What you need to do
Lines that contain "Doug" are to be copied from the material, every one of them.

Source data
============================================================
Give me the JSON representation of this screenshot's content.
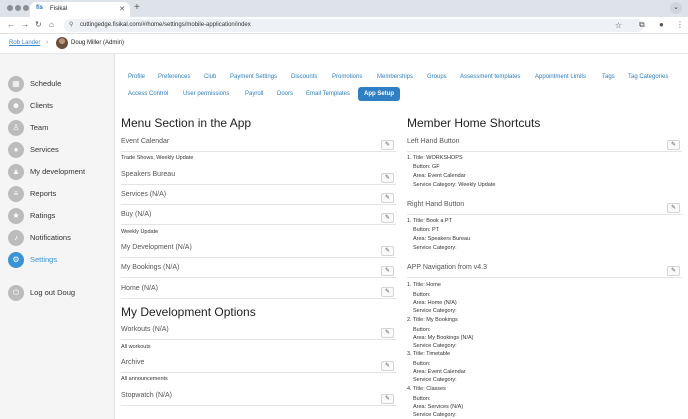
{
  "browser": {
    "tab_title": "Fisikal",
    "favicon": "fis",
    "url": "cuttingedge.fisikal.com/#/home/settings/mobile-application/index"
  },
  "breadcrumb": {
    "link": "Rob Lander",
    "user": "Doug Miller (Admin)"
  },
  "sidebar": {
    "items": [
      {
        "label": "Schedule",
        "icon": "calendar-icon"
      },
      {
        "label": "Clients",
        "icon": "clients-icon"
      },
      {
        "label": "Team",
        "icon": "team-icon"
      },
      {
        "label": "Services",
        "icon": "services-icon"
      },
      {
        "label": "My development",
        "icon": "development-icon"
      },
      {
        "label": "Reports",
        "icon": "reports-icon"
      },
      {
        "label": "Ratings",
        "icon": "star-icon"
      },
      {
        "label": "Notifications",
        "icon": "bell-icon"
      },
      {
        "label": "Settings",
        "icon": "gear-icon"
      },
      {
        "label": "Log out Doug",
        "icon": "logout-icon"
      }
    ],
    "active_index": 8
  },
  "nav_tabs": {
    "row1": [
      "Profile",
      "Preferences",
      "Club",
      "Payment Settings",
      "Discounts",
      "Promotions",
      "Memberships",
      "Groups",
      "Assessment templates",
      "Appointment Limits",
      "Tags",
      "Tag Categories"
    ],
    "row2": [
      "Access Control",
      "User permissions",
      "Payroll",
      "Doors",
      "Email Templates",
      "App Setup"
    ],
    "active": "App Setup"
  },
  "menu_section": {
    "title": "Menu Section in the App",
    "rows": [
      {
        "label": "Event Calendar",
        "sub": "Trade Shows, Weekly Update"
      },
      {
        "label": "Speakers Bureau",
        "sub": ""
      },
      {
        "label": "Services (N/A)",
        "sub": ""
      },
      {
        "label": "Buy (N/A)",
        "sub": "Weekly Update"
      },
      {
        "label": "My Development (N/A)",
        "sub": ""
      },
      {
        "label": "My Bookings (N/A)",
        "sub": ""
      },
      {
        "label": "Home (N/A)",
        "sub": ""
      }
    ]
  },
  "dev_options": {
    "title": "My Development Options",
    "rows": [
      {
        "label": "Workouts (N/A)",
        "sub": "All workouts"
      },
      {
        "label": "Archive",
        "sub": "All announcements"
      },
      {
        "label": "Stopwatch (N/A)",
        "sub": ""
      }
    ]
  },
  "shortcuts": {
    "title": "Member Home Shortcuts",
    "left": {
      "label": "Left Hand Button",
      "lines": [
        "1. Title: WORKSHOPS",
        "Button: GF",
        "Area: Event Calendar",
        "Service Category: Weekly Update"
      ]
    },
    "right": {
      "label": "Right Hand Button",
      "lines": [
        "1. Title: Book a PT",
        "Button: PT",
        "Area: Speakers Bureau",
        "Service Category:"
      ]
    },
    "nav": {
      "label": "APP Navigation from v4.3",
      "lines": [
        "1. Title: Home",
        "Button:",
        "Area: Home (N/A)",
        "Service Category:",
        "2. Title: My Bookings",
        "Button:",
        "Area: My Bookings (N/A)",
        "Service Category:",
        "3. Title: Timetable",
        "Button:",
        "Area: Event Calendar",
        "Service Category:",
        "4. Title: Classes",
        "Button:",
        "Area: Services (N/A)",
        "Service Category:"
      ]
    }
  },
  "colors": {
    "accent": "#2e7fc4",
    "link": "#2d7fc1",
    "sidebar_bg": "#f5f5f5"
  }
}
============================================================
Output for this exercise
    "user": "Doug Miller (Admin)"
        "label": "Log out Doug",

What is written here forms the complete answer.